Quite some days ago a quote from Eleanor Roosevelt came into my focus:
Great minds discuss ideas,
Average minds discuss events,
Small minds discuss people.
Nice, isn’t it? I personally prefer open discussions where everybody is free to address his or her ideas, whatever comes to his or her mind. I expect almost everybody will agree. The question is, what happens if you select a couple of great minds randomly from our planet put them together in a room and observe how things are evolving. How do they know that it’s safe to share their ideas? How do they know that the others in the room are also great minds? This question does not come out of the blue. Let me share an experience with you I made some years ago.

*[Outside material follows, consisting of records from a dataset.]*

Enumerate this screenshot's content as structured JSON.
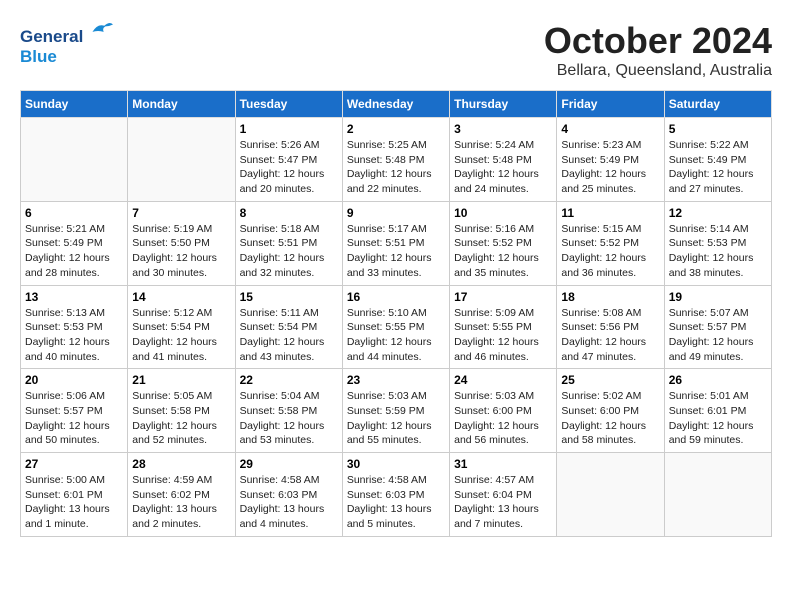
{
  "header": {
    "logo_general": "General",
    "logo_blue": "Blue",
    "month_title": "October 2024",
    "subtitle": "Bellara, Queensland, Australia"
  },
  "weekdays": [
    "Sunday",
    "Monday",
    "Tuesday",
    "Wednesday",
    "Thursday",
    "Friday",
    "Saturday"
  ],
  "weeks": [
    [
      {
        "day": "",
        "sunrise": "",
        "sunset": "",
        "daylight": ""
      },
      {
        "day": "",
        "sunrise": "",
        "sunset": "",
        "daylight": ""
      },
      {
        "day": "1",
        "sunrise": "Sunrise: 5:26 AM",
        "sunset": "Sunset: 5:47 PM",
        "daylight": "Daylight: 12 hours and 20 minutes."
      },
      {
        "day": "2",
        "sunrise": "Sunrise: 5:25 AM",
        "sunset": "Sunset: 5:48 PM",
        "daylight": "Daylight: 12 hours and 22 minutes."
      },
      {
        "day": "3",
        "sunrise": "Sunrise: 5:24 AM",
        "sunset": "Sunset: 5:48 PM",
        "daylight": "Daylight: 12 hours and 24 minutes."
      },
      {
        "day": "4",
        "sunrise": "Sunrise: 5:23 AM",
        "sunset": "Sunset: 5:49 PM",
        "daylight": "Daylight: 12 hours and 25 minutes."
      },
      {
        "day": "5",
        "sunrise": "Sunrise: 5:22 AM",
        "sunset": "Sunset: 5:49 PM",
        "daylight": "Daylight: 12 hours and 27 minutes."
      }
    ],
    [
      {
        "day": "6",
        "sunrise": "Sunrise: 5:21 AM",
        "sunset": "Sunset: 5:49 PM",
        "daylight": "Daylight: 12 hours and 28 minutes."
      },
      {
        "day": "7",
        "sunrise": "Sunrise: 5:19 AM",
        "sunset": "Sunset: 5:50 PM",
        "daylight": "Daylight: 12 hours and 30 minutes."
      },
      {
        "day": "8",
        "sunrise": "Sunrise: 5:18 AM",
        "sunset": "Sunset: 5:51 PM",
        "daylight": "Daylight: 12 hours and 32 minutes."
      },
      {
        "day": "9",
        "sunrise": "Sunrise: 5:17 AM",
        "sunset": "Sunset: 5:51 PM",
        "daylight": "Daylight: 12 hours and 33 minutes."
      },
      {
        "day": "10",
        "sunrise": "Sunrise: 5:16 AM",
        "sunset": "Sunset: 5:52 PM",
        "daylight": "Daylight: 12 hours and 35 minutes."
      },
      {
        "day": "11",
        "sunrise": "Sunrise: 5:15 AM",
        "sunset": "Sunset: 5:52 PM",
        "daylight": "Daylight: 12 hours and 36 minutes."
      },
      {
        "day": "12",
        "sunrise": "Sunrise: 5:14 AM",
        "sunset": "Sunset: 5:53 PM",
        "daylight": "Daylight: 12 hours and 38 minutes."
      }
    ],
    [
      {
        "day": "13",
        "sunrise": "Sunrise: 5:13 AM",
        "sunset": "Sunset: 5:53 PM",
        "daylight": "Daylight: 12 hours and 40 minutes."
      },
      {
        "day": "14",
        "sunrise": "Sunrise: 5:12 AM",
        "sunset": "Sunset: 5:54 PM",
        "daylight": "Daylight: 12 hours and 41 minutes."
      },
      {
        "day": "15",
        "sunrise": "Sunrise: 5:11 AM",
        "sunset": "Sunset: 5:54 PM",
        "daylight": "Daylight: 12 hours and 43 minutes."
      },
      {
        "day": "16",
        "sunrise": "Sunrise: 5:10 AM",
        "sunset": "Sunset: 5:55 PM",
        "daylight": "Daylight: 12 hours and 44 minutes."
      },
      {
        "day": "17",
        "sunrise": "Sunrise: 5:09 AM",
        "sunset": "Sunset: 5:55 PM",
        "daylight": "Daylight: 12 hours and 46 minutes."
      },
      {
        "day": "18",
        "sunrise": "Sunrise: 5:08 AM",
        "sunset": "Sunset: 5:56 PM",
        "daylight": "Daylight: 12 hours and 47 minutes."
      },
      {
        "day": "19",
        "sunrise": "Sunrise: 5:07 AM",
        "sunset": "Sunset: 5:57 PM",
        "daylight": "Daylight: 12 hours and 49 minutes."
      }
    ],
    [
      {
        "day": "20",
        "sunrise": "Sunrise: 5:06 AM",
        "sunset": "Sunset: 5:57 PM",
        "daylight": "Daylight: 12 hours and 50 minutes."
      },
      {
        "day": "21",
        "sunrise": "Sunrise: 5:05 AM",
        "sunset": "Sunset: 5:58 PM",
        "daylight": "Daylight: 12 hours and 52 minutes."
      },
      {
        "day": "22",
        "sunrise": "Sunrise: 5:04 AM",
        "sunset": "Sunset: 5:58 PM",
        "daylight": "Daylight: 12 hours and 53 minutes."
      },
      {
        "day": "23",
        "sunrise": "Sunrise: 5:03 AM",
        "sunset": "Sunset: 5:59 PM",
        "daylight": "Daylight: 12 hours and 55 minutes."
      },
      {
        "day": "24",
        "sunrise": "Sunrise: 5:03 AM",
        "sunset": "Sunset: 6:00 PM",
        "daylight": "Daylight: 12 hours and 56 minutes."
      },
      {
        "day": "25",
        "sunrise": "Sunrise: 5:02 AM",
        "sunset": "Sunset: 6:00 PM",
        "daylight": "Daylight: 12 hours and 58 minutes."
      },
      {
        "day": "26",
        "sunrise": "Sunrise: 5:01 AM",
        "sunset": "Sunset: 6:01 PM",
        "daylight": "Daylight: 12 hours and 59 minutes."
      }
    ],
    [
      {
        "day": "27",
        "sunrise": "Sunrise: 5:00 AM",
        "sunset": "Sunset: 6:01 PM",
        "daylight": "Daylight: 13 hours and 1 minute."
      },
      {
        "day": "28",
        "sunrise": "Sunrise: 4:59 AM",
        "sunset": "Sunset: 6:02 PM",
        "daylight": "Daylight: 13 hours and 2 minutes."
      },
      {
        "day": "29",
        "sunrise": "Sunrise: 4:58 AM",
        "sunset": "Sunset: 6:03 PM",
        "daylight": "Daylight: 13 hours and 4 minutes."
      },
      {
        "day": "30",
        "sunrise": "Sunrise: 4:58 AM",
        "sunset": "Sunset: 6:03 PM",
        "daylight": "Daylight: 13 hours and 5 minutes."
      },
      {
        "day": "31",
        "sunrise": "Sunrise: 4:57 AM",
        "sunset": "Sunset: 6:04 PM",
        "daylight": "Daylight: 13 hours and 7 minutes."
      },
      {
        "day": "",
        "sunrise": "",
        "sunset": "",
        "daylight": ""
      },
      {
        "day": "",
        "sunrise": "",
        "sunset": "",
        "daylight": ""
      }
    ]
  ]
}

When I entered that specific organization whose name I’m not going to disclose, they were discussing people. They were literally discussing people in the boardroom. Whenever something went wrong or any outcome was below expectations somebody was blamed, preferably blue-collar staff. It was not the “Hey we have a problem – How can we solve it – How can we make sure it’s not going to hit us a second time” kind of approach. It was always a he or she who was the root cause and was accused and needed to change behavior. And guess what, what happens in the boardroom happens at all other levels and locations within the company as well. Sooner or later it will permeate into the entire organization.

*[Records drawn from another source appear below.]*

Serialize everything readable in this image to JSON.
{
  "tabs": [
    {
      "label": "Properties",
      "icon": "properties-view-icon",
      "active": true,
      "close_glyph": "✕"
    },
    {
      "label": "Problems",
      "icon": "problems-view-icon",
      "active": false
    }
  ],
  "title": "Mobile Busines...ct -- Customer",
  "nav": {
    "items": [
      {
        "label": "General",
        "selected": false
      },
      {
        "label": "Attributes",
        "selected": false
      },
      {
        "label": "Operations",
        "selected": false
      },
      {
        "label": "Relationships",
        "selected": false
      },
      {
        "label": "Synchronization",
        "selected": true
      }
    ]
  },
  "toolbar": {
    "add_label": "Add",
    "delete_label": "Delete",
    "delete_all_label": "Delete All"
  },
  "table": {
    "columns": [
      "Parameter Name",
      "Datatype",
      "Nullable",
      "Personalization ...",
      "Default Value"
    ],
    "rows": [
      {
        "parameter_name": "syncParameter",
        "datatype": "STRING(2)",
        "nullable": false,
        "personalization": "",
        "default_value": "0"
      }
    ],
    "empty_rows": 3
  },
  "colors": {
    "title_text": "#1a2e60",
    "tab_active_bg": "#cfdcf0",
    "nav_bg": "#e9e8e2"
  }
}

This is the point where the question arises. Does that imply that the entire organization consists only of simple or small minds? Was it the fault of the individual people? What would have happened to my mind if I had stayed long enough and listened? In fact it was the company culture that over the years drifted away and made room for such kind of behavior. It was an old habit. The company culture drove the individual people’s behavior. It was the answer to the “What makes the people behave the way they behave?”-question.
It was a stony and bumpy road to change the culture and to get them to a habit of open discussions, an atmosphere where people are safe to speak and share their ideas and raise their questions. It was worth each extra mile! Besides a much more relaxed and fun working atmosphere it did pay off in other areas as well. It helped to increase the quality and to foster innovation as ideas where shared and discussed, tested and rolled-out.
Why is it important for me? I have tons of ideas and as well questions. And I am far from being an expert in every topic. In fact I am more the exploring kind of guy, looking for fresh input, new experiences meaning new businesses and industries all the time. Very likely I’ll step into something as a rookie with ideas and questions on top of my head.
Early on in my professional career I experienced this open culture at The Boston Consulting Group aka BCG. It was a supportive environment, where ideas could be openly discussed, questions could be raised without any fear of failure. Was that due to the fact that we were surrounded only by great minds? If you would ask anybody at BCG, I’m sure they would immediately confirm that there are only great minds. But it was also a cultural topic. Since then it is hard wired to my leadership style and closely related to my personal WHY.
If you want to build a lasting business which creates sustainable value, you need a culture of open discussions, a culture of trust. That is enabling an organization for agility and to create continuous innovations. Great minds are less a matter of their brains and the IQ of the people, it is more about their behavior and attitude. Foster a culture of great minds which are open to discuss ideas, and you will automatically create a sustainable organization.
It is as easy as this, but also quite tough in reality. Isn’t it? Did you ever try? It is worth trying.